What you will do: Please reproduce the listing word for word. Pictures stay out.

====== Listed records

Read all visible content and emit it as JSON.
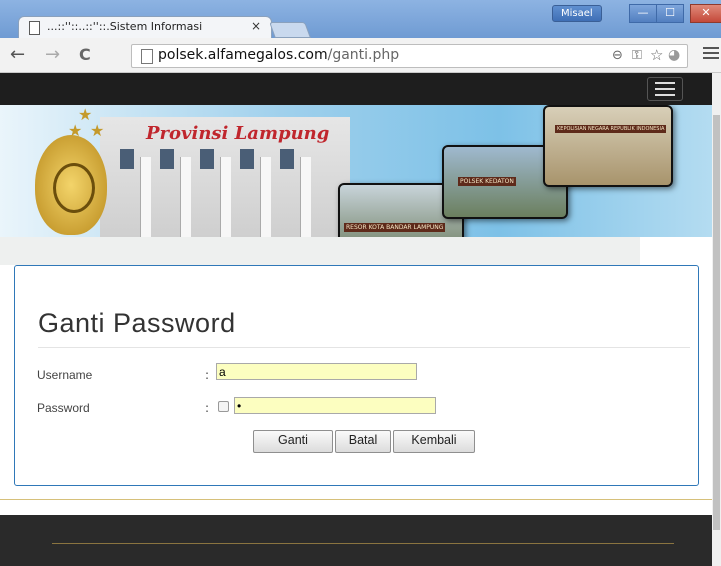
{
  "browser": {
    "tab_title": "...::''::..::''::.Sistem Informasi",
    "tab_close": "×",
    "user_label": "Misael",
    "window_controls": [
      "—",
      "☐",
      "✕"
    ],
    "url_host": "polsek.alfamegalos.com",
    "url_path": "/ganti.php",
    "nav": {
      "back": "←",
      "forward": "→",
      "reload": "C"
    }
  },
  "banner": {
    "province_text": "Provinsi Lampung",
    "photo_signs": [
      "POLSEK KEDATON",
      "RESOR KOTA BANDAR LAMPUNG",
      "KEPOLISIAN NEGARA REPUBLIK INDONESIA"
    ]
  },
  "form": {
    "title": "Ganti Password",
    "username_label": "Username",
    "password_label": "Password",
    "colon": ":",
    "username_value": "a",
    "password_value": "•",
    "buttons": {
      "ganti": "Ganti",
      "batal": "Batal",
      "kembali": "Kembali"
    }
  },
  "colors": {
    "panel_border": "#2f78b8",
    "input_bg": "#fcfec0",
    "navbar": "#1e1e1e"
  }
}
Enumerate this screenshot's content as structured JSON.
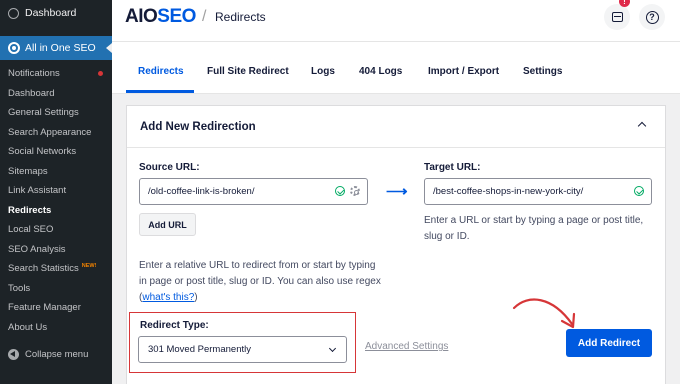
{
  "sidebar": {
    "dashboard": "Dashboard",
    "plugin": "All in One SEO",
    "items": [
      {
        "label": "Notifications"
      },
      {
        "label": "Dashboard"
      },
      {
        "label": "General Settings"
      },
      {
        "label": "Search Appearance"
      },
      {
        "label": "Social Networks"
      },
      {
        "label": "Sitemaps"
      },
      {
        "label": "Link Assistant"
      },
      {
        "label": "Redirects"
      },
      {
        "label": "Local SEO"
      },
      {
        "label": "SEO Analysis"
      },
      {
        "label": "Search Statistics",
        "badge": "NEW!"
      },
      {
        "label": "Tools"
      },
      {
        "label": "Feature Manager"
      },
      {
        "label": "About Us"
      }
    ],
    "collapse": "Collapse menu"
  },
  "header": {
    "logo_main": "AIO",
    "logo_accent": "SEO",
    "separator": "/",
    "breadcrumb": "Redirects",
    "notification_count": "!"
  },
  "tabs": [
    "Redirects",
    "Full Site Redirect",
    "Logs",
    "404 Logs",
    "Import / Export",
    "Settings"
  ],
  "card": {
    "title": "Add New Redirection",
    "source_label": "Source URL:",
    "source_value": "/old-coffee-link-is-broken/",
    "add_url": "Add URL",
    "source_help_pre": "Enter a relative URL to redirect from or start by typing in page or post title, slug or ID. You can also use regex (",
    "source_help_link": "what's this?",
    "source_help_post": ")",
    "target_label": "Target URL:",
    "target_value": "/best-coffee-shops-in-new-york-city/",
    "target_help": "Enter a URL or start by typing a page or post title, slug or ID.",
    "redirect_type_label": "Redirect Type:",
    "redirect_type_value": "301 Moved Permanently",
    "advanced": "Advanced Settings",
    "add_redirect": "Add Redirect"
  },
  "colors": {
    "accent": "#005ae0",
    "sidebar_bg": "#1d2327",
    "sidebar_active": "#2271b1",
    "highlight_red": "#d63638",
    "success": "#00aa63"
  }
}
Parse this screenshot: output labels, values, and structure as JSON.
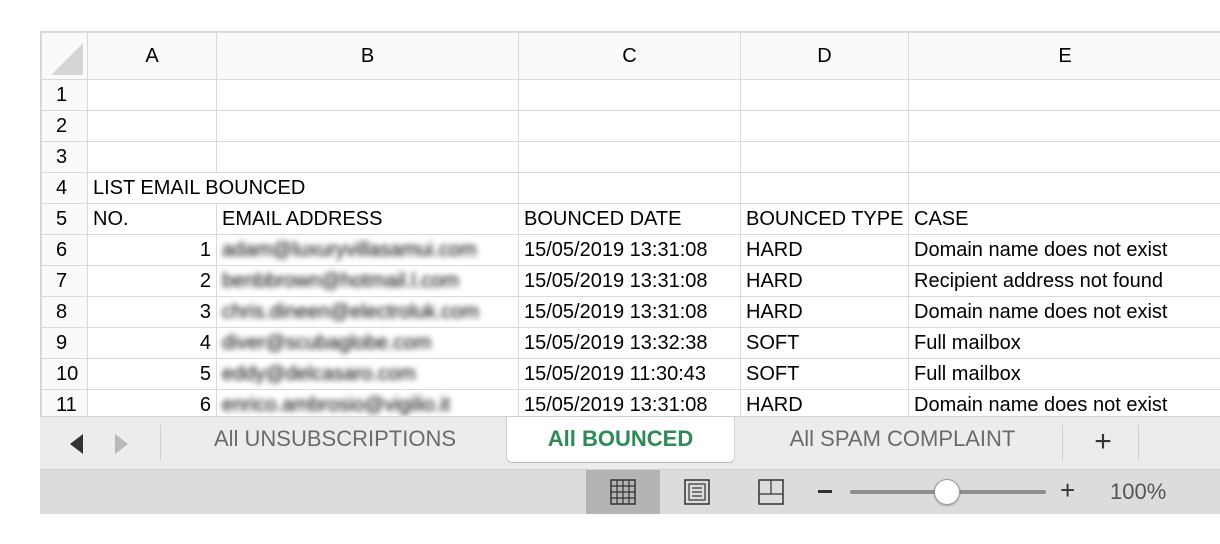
{
  "columns": [
    "A",
    "B",
    "C",
    "D",
    "E"
  ],
  "rows": [
    {
      "n": "1",
      "a": "",
      "b": "",
      "c": "",
      "d": "",
      "e": ""
    },
    {
      "n": "2",
      "a": "",
      "b": "",
      "c": "",
      "d": "",
      "e": ""
    },
    {
      "n": "3",
      "a": "",
      "b": "",
      "c": "",
      "d": "",
      "e": ""
    },
    {
      "n": "4",
      "a": "LIST EMAIL BOUNCED",
      "b": "",
      "c": "",
      "d": "",
      "e": ""
    },
    {
      "n": "5",
      "a": "NO.",
      "b": "EMAIL ADDRESS",
      "c": "BOUNCED DATE",
      "d": "BOUNCED TYPE",
      "e": "CASE"
    },
    {
      "n": "6",
      "a": "1",
      "b": "adam@luxuryvillasamui.com",
      "c": "15/05/2019 13:31:08",
      "d": "HARD",
      "e": "Domain name does not exist"
    },
    {
      "n": "7",
      "a": "2",
      "b": "benbbrown@hotmail.l.com",
      "c": "15/05/2019 13:31:08",
      "d": "HARD",
      "e": "Recipient address not found"
    },
    {
      "n": "8",
      "a": "3",
      "b": "chris.dineen@electroluk.com",
      "c": "15/05/2019 13:31:08",
      "d": "HARD",
      "e": "Domain name does not exist"
    },
    {
      "n": "9",
      "a": "4",
      "b": "diver@scubaglobe.com",
      "c": "15/05/2019 13:32:38",
      "d": "SOFT",
      "e": "Full mailbox"
    },
    {
      "n": "10",
      "a": "5",
      "b": "eddy@delcasaro.com",
      "c": "15/05/2019 11:30:43",
      "d": "SOFT",
      "e": "Full mailbox"
    },
    {
      "n": "11",
      "a": "6",
      "b": "enrico.ambrosio@vigilio.it",
      "c": "15/05/2019 13:31:08",
      "d": "HARD",
      "e": "Domain name does not exist"
    }
  ],
  "tabs": [
    {
      "label": "All UNSUBSCRIPTIONS",
      "active": false
    },
    {
      "label": "All BOUNCED",
      "active": true
    },
    {
      "label": "All SPAM COMPLAINT",
      "active": false
    }
  ],
  "add_sheet_label": "+",
  "zoom": {
    "value": "100%",
    "minus": "–",
    "plus": "+"
  },
  "colors": {
    "active_tab": "#2e8b57",
    "status_bar": "#dcdcdc"
  }
}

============

Answer to this exercise:
Read all visible content and emit it as JSON.
{
  "browser": {
    "tab_title": "...::''::..::''::.Sistem Informasi",
    "tab_close": "×",
    "user_label": "Misael",
    "window_controls": [
      "—",
      "☐",
      "✕"
    ],
    "url_host": "polsek.alfamegalos.com",
    "url_path": "/ganti.php",
    "nav": {
      "back": "←",
      "forward": "→",
      "reload": "C"
    }
  },
  "banner": {
    "province_text": "Provinsi Lampung",
    "photo_signs": [
      "POLSEK KEDATON",
      "RESOR KOTA BANDAR LAMPUNG",
      "KEPOLISIAN NEGARA REPUBLIK INDONESIA"
    ]
  },
  "form": {
    "title": "Ganti Password",
    "username_label": "Username",
    "password_label": "Password",
    "colon": ":",
    "username_value": "a",
    "password_value": "•",
    "buttons": {
      "ganti": "Ganti",
      "batal": "Batal",
      "kembali": "Kembali"
    }
  },
  "colors": {
    "panel_border": "#2f78b8",
    "input_bg": "#fcfec0",
    "navbar": "#1e1e1e"
  }
}
Enumerate this screenshot's content as structured JSON.
{
  "sidebar": {
    "dashboard": "Dashboard",
    "plugin": "All in One SEO",
    "items": [
      {
        "label": "Notifications"
      },
      {
        "label": "Dashboard"
      },
      {
        "label": "General Settings"
      },
      {
        "label": "Search Appearance"
      },
      {
        "label": "Social Networks"
      },
      {
        "label": "Sitemaps"
      },
      {
        "label": "Link Assistant"
      },
      {
        "label": "Redirects"
      },
      {
        "label": "Local SEO"
      },
      {
        "label": "SEO Analysis"
      },
      {
        "label": "Search Statistics",
        "badge": "NEW!"
      },
      {
        "label": "Tools"
      },
      {
        "label": "Feature Manager"
      },
      {
        "label": "About Us"
      }
    ],
    "collapse": "Collapse menu"
  },
  "header": {
    "logo_main": "AIO",
    "logo_accent": "SEO",
    "separator": "/",
    "breadcrumb": "Redirects",
    "notification_count": "!"
  },
  "tabs": [
    "Redirects",
    "Full Site Redirect",
    "Logs",
    "404 Logs",
    "Import / Export",
    "Settings"
  ],
  "card": {
    "title": "Add New Redirection",
    "source_label": "Source URL:",
    "source_value": "/old-coffee-link-is-broken/",
    "add_url": "Add URL",
    "source_help_pre": "Enter a relative URL to redirect from or start by typing in page or post title, slug or ID. You can also use regex (",
    "source_help_link": "what's this?",
    "source_help_post": ")",
    "target_label": "Target URL:",
    "target_value": "/best-coffee-shops-in-new-york-city/",
    "target_help": "Enter a URL or start by typing a page or post title, slug or ID.",
    "redirect_type_label": "Redirect Type:",
    "redirect_type_value": "301 Moved Permanently",
    "advanced": "Advanced Settings",
    "add_redirect": "Add Redirect"
  },
  "colors": {
    "accent": "#005ae0",
    "sidebar_bg": "#1d2327",
    "sidebar_active": "#2271b1",
    "highlight_red": "#d63638",
    "success": "#00aa63"
  }
}
Parse this screenshot: output labels, values, and structure as JSON.
{
  "columns": [
    "A",
    "B",
    "C",
    "D",
    "E"
  ],
  "rows": [
    {
      "n": "1",
      "a": "",
      "b": "",
      "c": "",
      "d": "",
      "e": ""
    },
    {
      "n": "2",
      "a": "",
      "b": "",
      "c": "",
      "d": "",
      "e": ""
    },
    {
      "n": "3",
      "a": "",
      "b": "",
      "c": "",
      "d": "",
      "e": ""
    },
    {
      "n": "4",
      "a": "LIST EMAIL BOUNCED",
      "b": "",
      "c": "",
      "d": "",
      "e": ""
    },
    {
      "n": "5",
      "a": "NO.",
      "b": "EMAIL ADDRESS",
      "c": "BOUNCED DATE",
      "d": "BOUNCED TYPE",
      "e": "CASE"
    },
    {
      "n": "6",
      "a": "1",
      "b": "adam@luxuryvillasamui.com",
      "c": "15/05/2019 13:31:08",
      "d": "HARD",
      "e": "Domain name does not exist"
    },
    {
      "n": "7",
      "a": "2",
      "b": "benbbrown@hotmail.l.com",
      "c": "15/05/2019 13:31:08",
      "d": "HARD",
      "e": "Recipient address not found"
    },
    {
      "n": "8",
      "a": "3",
      "b": "chris.dineen@electroluk.com",
      "c": "15/05/2019 13:31:08",
      "d": "HARD",
      "e": "Domain name does not exist"
    },
    {
      "n": "9",
      "a": "4",
      "b": "diver@scubaglobe.com",
      "c": "15/05/2019 13:32:38",
      "d": "SOFT",
      "e": "Full mailbox"
    },
    {
      "n": "10",
      "a": "5",
      "b": "eddy@delcasaro.com",
      "c": "15/05/2019 11:30:43",
      "d": "SOFT",
      "e": "Full mailbox"
    },
    {
      "n": "11",
      "a": "6",
      "b": "enrico.ambrosio@vigilio.it",
      "c": "15/05/2019 13:31:08",
      "d": "HARD",
      "e": "Domain name does not exist"
    }
  ],
  "tabs": [
    {
      "label": "All UNSUBSCRIPTIONS",
      "active": false
    },
    {
      "label": "All BOUNCED",
      "active": true
    },
    {
      "label": "All SPAM COMPLAINT",
      "active": false
    }
  ],
  "add_sheet_label": "+",
  "zoom": {
    "value": "100%",
    "minus": "–",
    "plus": "+"
  },
  "colors": {
    "active_tab": "#2e8b57",
    "status_bar": "#dcdcdc"
  }
}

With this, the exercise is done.